  • In the case of volcanic eruptions, there is generally enough time to achieve a good level of technical coordination among decision-makers, including the development of contingency plans. However, coordination must improve among other relevant institutions. Moreover, the unpredictability of specific events means that the measures adopted, including early warning, should not be rigid but flexible, adapting themselves to the phenomenon as it unfolds.
  • Public information is crucial. Although, at first, the public is alarmed and worries, the repetitive nature of volcanic phenomena soon makes people become habituated to these events, allowing them to manage the emergency more effectively. It is essential for the population to be aware of the various existing hazards and how to respond to them.
  • In spite of all the efforts made, there is still some doubt as to whether the level of preparedness is adequate in the event of a sudden severe emergency. One key question is how to handle these frequent eruptions so that interest remains high among the population, the media and the authorities.
  • It is well known that the best way of providing information about this kind of situation is through a single official channel. However, freedom of the press makes it easy to gather information from unofficial channels and disseminate it quickly, leading to panic and poor coordination. It is essential to take measures to mitigate these effects, by establishing a relationship of trust between the authorities and the mass media.
  • It is increasingly difficult to handle the situation of people displaced for long periods and therefore unable to carry out their productive activities. The need to handle the emergency in the safest possible way must somehow be reconciled with the need of residents to go back to their properties, even if only for a few hours each day. Medium-term contingency plans must therefore be developed. If national capacity is overstretched by the crisis, international assistance must be sought.
  • Crops, the soil, the flora and fauna and the environment in general are severely affected by ashfall and other volcanic products. Contingency and reconstruction plans must take into account the damage to these sectors, and solutions must be sought.
  • Public health must be monitored closely.

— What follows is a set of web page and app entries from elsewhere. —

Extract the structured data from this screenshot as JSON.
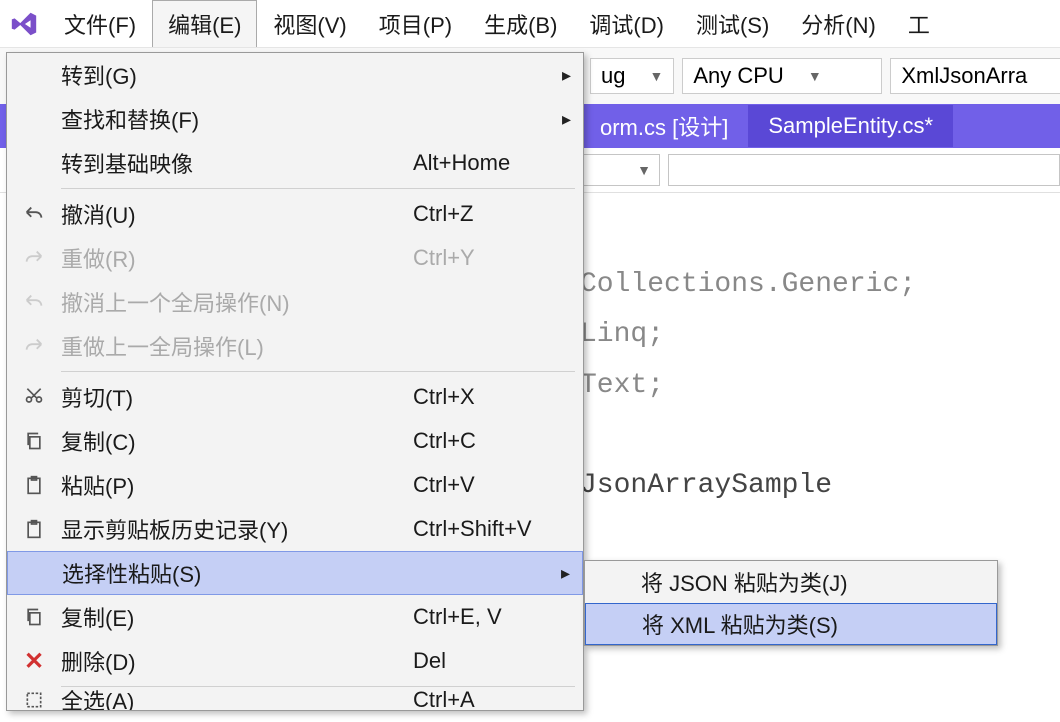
{
  "menubar": {
    "items": [
      "文件(F)",
      "编辑(E)",
      "视图(V)",
      "项目(P)",
      "生成(B)",
      "调试(D)",
      "测试(S)",
      "分析(N)",
      "工"
    ]
  },
  "toolbar": {
    "config": "ug",
    "platform": "Any CPU",
    "startup": "XmlJsonArra"
  },
  "tabs": {
    "t1": "orm.cs [设计]",
    "t2": "SampleEntity.cs*"
  },
  "code": {
    "l1": "Collections.Generic;",
    "l2": "Linq;",
    "l3": "Text;",
    "l4": "JsonArraySample"
  },
  "menu": {
    "goto": "转到(G)",
    "findreplace": "查找和替换(F)",
    "gotobase": {
      "label": "转到基础映像",
      "sc": "Alt+Home"
    },
    "undo": {
      "label": "撤消(U)",
      "sc": "Ctrl+Z"
    },
    "redo": {
      "label": "重做(R)",
      "sc": "Ctrl+Y"
    },
    "undoglobal": "撤消上一个全局操作(N)",
    "redoglobal": "重做上一全局操作(L)",
    "cut": {
      "label": "剪切(T)",
      "sc": "Ctrl+X"
    },
    "copy": {
      "label": "复制(C)",
      "sc": "Ctrl+C"
    },
    "paste": {
      "label": "粘贴(P)",
      "sc": "Ctrl+V"
    },
    "cliphistory": {
      "label": "显示剪贴板历史记录(Y)",
      "sc": "Ctrl+Shift+V"
    },
    "pastespecial": "选择性粘贴(S)",
    "dup": {
      "label": "复制(E)",
      "sc": "Ctrl+E, V"
    },
    "del": {
      "label": "删除(D)",
      "sc": "Del"
    },
    "selectall": {
      "label": "全选(A)",
      "sc": "Ctrl+A"
    }
  },
  "submenu": {
    "json": "将 JSON 粘贴为类(J)",
    "xml": "将 XML 粘贴为类(S)"
  }
}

  • Finally, we must learn to live with risk, particularly by including this variable in all development and planning activities and underscoring prevention and mitigation